U.S., Korean CBRN teams train in Washington State

U.S. and South Korean chemical, biological, radiological, nuclear and high-yield explosives teams recently conducted a series of joint training missions held at an abandoned nuclear reactor in Washington State.

During three days of training at the Satsop Nuclear Power Plant, soldiers from the U.S. Army 11th Chemical Company, 110th Chem. Battalion (Technical Escort) and the 24th Korean Chemical Special Forces Battalion practiced delicate site exploitation techniques and safety procedures, according to DVIDSHub.net.

CBRN teams are used to secure areas or facilities after receiving reports of a live agent or combination of a live agent and weaponry. They are responsible for removing the threat and sampling any suspicious substances.

During the training's final stage, the Korean team, using U.S. chemical equipment and tactics, faced the threat of mustard gas while operating in an almost totally dark, makeshift laboratory.

Sgt. 1st Class Jason Matheney observed the Korean team's movements to ensure they followed the lessons from previous classes.

Matheney said U.S. CBRN teams are the best trained in their field and at times acted as mentors for their Korean counterparts, although he acknowledged they often have a different objective and use different techniques.

"They're worried about the threat coming from North Korea, and the munitions they might find, so they're not really worried about the chemistry part of it," Matheney said, DVIDSHub.net reports. "Our mission is geared a little bit toward a different objective than theirs is, but just the components and the basics themselves will allow them to actually accomplish their mission."

Sgt. 1st Class Jang Won Park, a sample team leader, was pleased to have the opportunity to form a relationship with the Americans.

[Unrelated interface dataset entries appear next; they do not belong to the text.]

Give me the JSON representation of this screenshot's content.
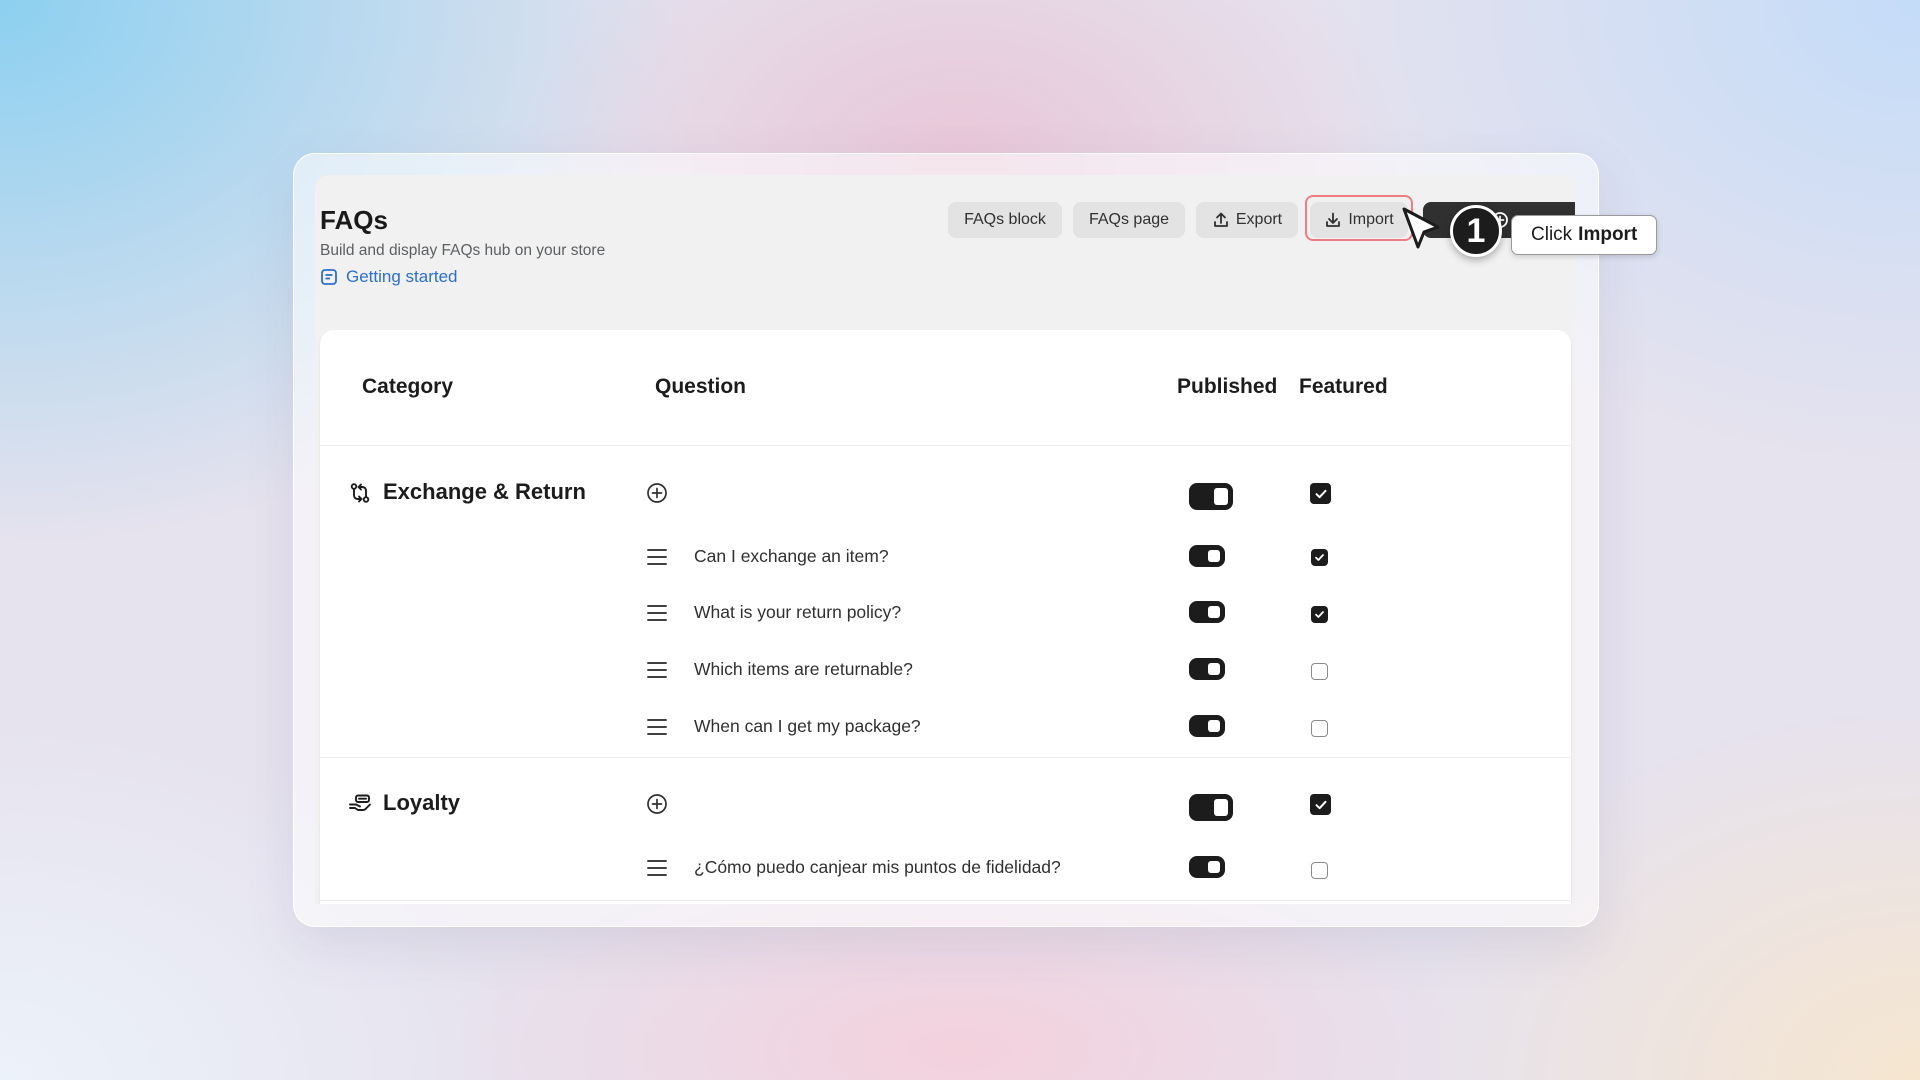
{
  "page": {
    "title": "FAQs",
    "subtitle": "Build and display FAQs hub on your store",
    "getting_started_label": "Getting started"
  },
  "header_actions": {
    "faqs_block_label": "FAQs block",
    "faqs_page_label": "FAQs page",
    "export_label": "Export",
    "import_label": "Import"
  },
  "table": {
    "columns": {
      "category": "Category",
      "question": "Question",
      "published": "Published",
      "featured": "Featured"
    },
    "categories": [
      {
        "name": "Exchange & Return",
        "icon": "exchange-icon",
        "published": true,
        "featured": true,
        "questions": [
          {
            "text": "Can I exchange an item?",
            "published": true,
            "featured": true
          },
          {
            "text": "What is your return policy?",
            "published": true,
            "featured": true
          },
          {
            "text": "Which items are returnable?",
            "published": true,
            "featured": false
          },
          {
            "text": "When can I get my package?",
            "published": true,
            "featured": false
          }
        ]
      },
      {
        "name": "Loyalty",
        "icon": "loyalty-icon",
        "published": true,
        "featured": true,
        "questions": [
          {
            "text": "¿Cómo puedo canjear mis puntos de fidelidad?",
            "published": true,
            "featured": false
          }
        ]
      }
    ]
  },
  "guide": {
    "step_number": "1",
    "tooltip_prefix": "Click",
    "tooltip_target": "Import"
  },
  "colors": {
    "accent_link": "#2c6ecb",
    "highlight": "#f07c83",
    "toggle_on": "#1c1c1c"
  }
}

"You can learn and adapt from their previous experience, and the United States forces have actual experience in warzones, in Iraq and Afghanistan," Park said, DVIDSHub.net reports.